It’s crucially important to understand that the arguments Conway’s responding to in his piece don’t come from an assortment of pro-Trump lawyers and pundits, they come from one person — law professor Steven Calabresi. Who’s Steven Calabresi? Why, a co-founder of the Federalist Society, the most influential conservative legal organization in America. Leonard Leo, who helped run the search for Scalia’s replacement on the Court, is the group’s executive vice president. Virtually every right-wing legal luminary since the early 1980s is connected to it. As it happens, George Conway was the president of the Federalist Society chapter at Yale Law when he was enrolled there in the mid 1980s, just a few years after Calabresi co-founded the group. He’s not quite an original member like Calabresi is, but given his stature in the legal world (he was a shortlister to be Trump’s solicitor general) and his FedSoc pedigree at Yale, he might as well be.
That is to say, cliche though it may be, to some degree this is a battle between Conway and Calabresi for the soul of the Federalist Society. I strongly recommend reading this Politico story from last month, published the last time Conway let off some steam about Trump on Twitter, describing how unhappy he and other anti-Trump righties are with the group’s silence/complicity in the new MAGA direction of the GOP. Conway’s parting shot above lamenting the “disturbing” lack of rigor in politicized legal analysis lately can, I think, only be interpreted as him accusing Calabresi and by extension the FedSoc of being in the tank for Trump, to the point where they’ll argue in bad faith against Mueller’s authority simply to provide cover for the president.

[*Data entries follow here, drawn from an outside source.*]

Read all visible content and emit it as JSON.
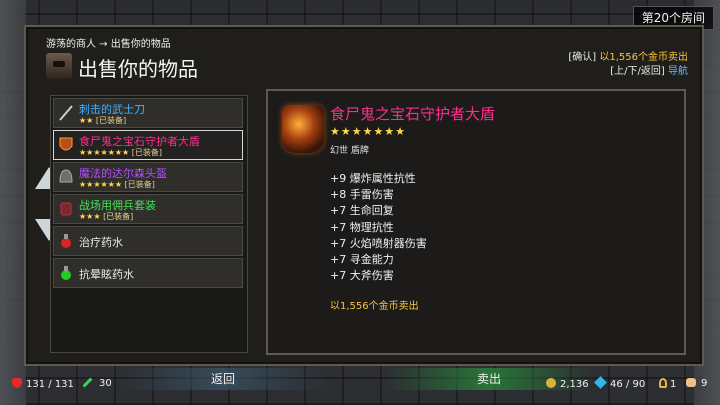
{
  "room_label": "第20个房间",
  "breadcrumb": "游荡的商人 → 出售你的物品",
  "title": "出售你的物品",
  "hint": {
    "confirm_prefix": "[确认]",
    "confirm_text": "以1,556个金币卖出",
    "nav_prefix": "[上/下/返回]",
    "nav_text": "导航"
  },
  "items": [
    {
      "name": "刺击的武士刀",
      "stars": "★★",
      "tag": "[已装备]",
      "color": "#3fb2ff",
      "icon": "sword-icon"
    },
    {
      "name": "食尸鬼之宝石守护者大盾",
      "stars": "★★★★★★★",
      "tag": "[已装备]",
      "color": "#ff2c8f",
      "icon": "shield-icon"
    },
    {
      "name": "魔法的达尔森头盔",
      "stars": "★★★★★★",
      "tag": "[已装备]",
      "color": "#b74dff",
      "icon": "helmet-icon"
    },
    {
      "name": "战场用佣兵套装",
      "stars": "★★★",
      "tag": "[已装备]",
      "color": "#46e05a",
      "icon": "armor-icon"
    },
    {
      "name": "治疗药水",
      "stars": "",
      "tag": "",
      "color": "#f0f0f0",
      "icon": "red-potion-icon"
    },
    {
      "name": "抗晕眩药水",
      "stars": "",
      "tag": "",
      "color": "#f0f0f0",
      "icon": "green-potion-icon"
    }
  ],
  "detail": {
    "name": "食尸鬼之宝石守护者大盾",
    "stars": "★★★★★★★",
    "type": "幻世 盾牌",
    "stats": [
      "+9 爆炸属性抗性",
      "+8 手雷伤害",
      "+7 生命回复",
      "+7 物理抗性",
      "+7 火焰喷射器伤害",
      "+7 寻金能力",
      "+7 大斧伤害"
    ],
    "sell_text": "以1,556个金币卖出"
  },
  "buttons": {
    "back": "返回",
    "sell": "卖出"
  },
  "hud": {
    "hp": "131 / 131",
    "attack": "30",
    "gold": "2,136",
    "gems": "46 / 90",
    "keys": "1",
    "pets": "9"
  }
}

He can handle watching Republican leaders and Republican congressmen and Republican rank-and-file voters and, ah, his beloved wife shilling for Trump endlessly, but when Steven Calabresi stains the good name of the Federalist Society by farting out anti-Mueller sophistry, he’s had all he can stands, he can’t stands no more. Bear that in mind tomorrow as the media feeding frenzy turns this into a “George vs. Kellyanne” story. It isn’t really. It’s George vs. the Federalist Society.